There are a few things that we look forward when visiting Baguio City. Foremost is the atmosphere — it’s not known as the Summer Capital of the Philippines for nothing. We love the scent of pine trees. There’s something else we enjoy in Baguio and it’s rather simple.
Some people visit Baguio for the golf or the parks. Others never fail to drop by ukay-ukay or see the Panagbenga Festival. Still others love the fresh air and the relaxing chill of early morning walk/jog.
For us, there’s something else we enjoy, the Half Moon Bibingcrepe, although this time around, something feels not right about the place.
Half Moon‘s bibingcrepe is a combination of what is exactly what it’s called, bibingka and crepe. The product is simply, really. The mixture is poured on a round mold and cooked for a couple of minutes. Flavor is subsequently added: chocolate, cheese, corn, marshmallows, etc.
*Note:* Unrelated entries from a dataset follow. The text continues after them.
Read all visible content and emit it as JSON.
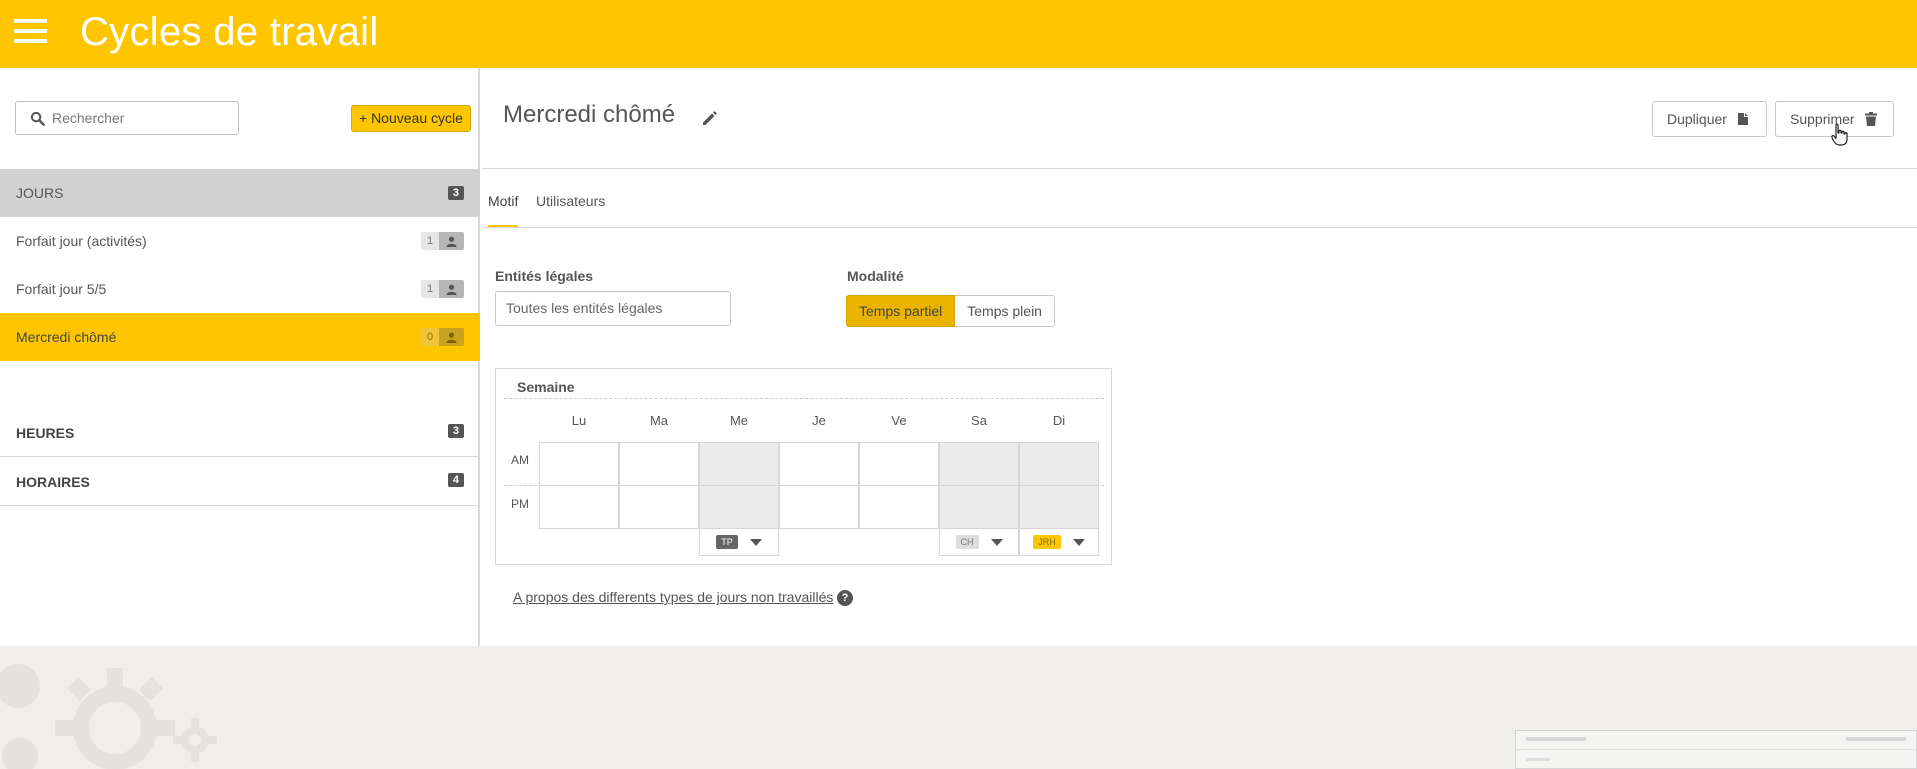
{
  "header": {
    "title": "Cycles de travail"
  },
  "sidebar": {
    "search_placeholder": "Rechercher",
    "new_cycle_label": "+ Nouveau cycle",
    "groups": [
      {
        "label": "Jours",
        "count": "3"
      },
      {
        "label": "HEURES",
        "count": "3"
      },
      {
        "label": "HORAIRES",
        "count": "4"
      }
    ],
    "items": [
      {
        "label": "Forfait jour (activités)",
        "users": "1"
      },
      {
        "label": "Forfait jour 5/5",
        "users": "1"
      },
      {
        "label": "Mercredi chômé",
        "users": "0",
        "selected": true
      }
    ]
  },
  "main": {
    "title": "Mercredi chômé",
    "duplicate_label": "Dupliquer",
    "delete_label": "Supprimer",
    "tabs": [
      {
        "label": "Motif",
        "active": true
      },
      {
        "label": "Utilisateurs"
      }
    ],
    "entites_label": "Entités légales",
    "entites_value": "Toutes les entités légales",
    "modalite_label": "Modalité",
    "modalite_options": [
      {
        "label": "Temps partiel",
        "active": true
      },
      {
        "label": "Temps plein"
      }
    ],
    "week": {
      "title": "Semaine",
      "days": [
        "Lu",
        "Ma",
        "Me",
        "Je",
        "Ve",
        "Sa",
        "Di"
      ],
      "am_label": "AM",
      "pm_label": "PM",
      "off_days": [
        "Me",
        "Sa",
        "Di"
      ],
      "dayoff_tags": {
        "Me": "TP",
        "Sa": "CH",
        "Di": "JRH"
      }
    },
    "about_link": "A propos des differents types de jours non travaillés",
    "help_glyph": "?"
  },
  "colors": {
    "accent": "#fdc600",
    "accent_dark": "#e9b300",
    "page_bg": "#efeeec"
  }
}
We love the mini-bibingcrepe.
The round cooked bibingcrepe is sliced in half, with one half turned on top of the other half. It looks like a half moon, probably why it’s called Bibingcrepe, introduced around 2004 by Half Moon Asian Cafe.
The first time we encountered Half Moon in Baguio City was around four years ago. The signboards and display equipment were shiny, the colors sharp. We had to line up to place our orders for bibingcrepe breakfast. That was then.
This time, while my companions went to the tiangge, I walked towards the counter to place my order, but I was alone. The colors of the display equipment are faded, the cracks showing. Maybe the product has to be improved. Maybe more people has to discover its taste. Or maybe I’m wrong. It was already 5:00 p.m. and people were naturally hurrying to leave for the evening. I hope I’m wrong. I hope Half Moon continue to maintain the place and the product.
Half Moon’s branch in Tomas Morato, Quezon City is now closed, which means that, as far as we know, the only outlet is found in Baguio City. And this is perfectly ok with us. It’s something that we look forward when visiting a place, pretty much the crispy pata of JIJF in Quezon Province and Judy Ann in Malabon, or, Razon’s halo-halo in Pampanga before its expansion. It’s part of the destination.
The bibingcrepe is a simple product. It could even be said that it has an identity crisis, whether it’s a bibingka or a crepe. We love bibingka and crepe. And we love bibingcrepe. So the next time you visit Baguio City and see the Mines View, drop by Half Moon’s Bibingcrepe at the Mines View Hotel, just a stone’s throw from the heart of Mines View.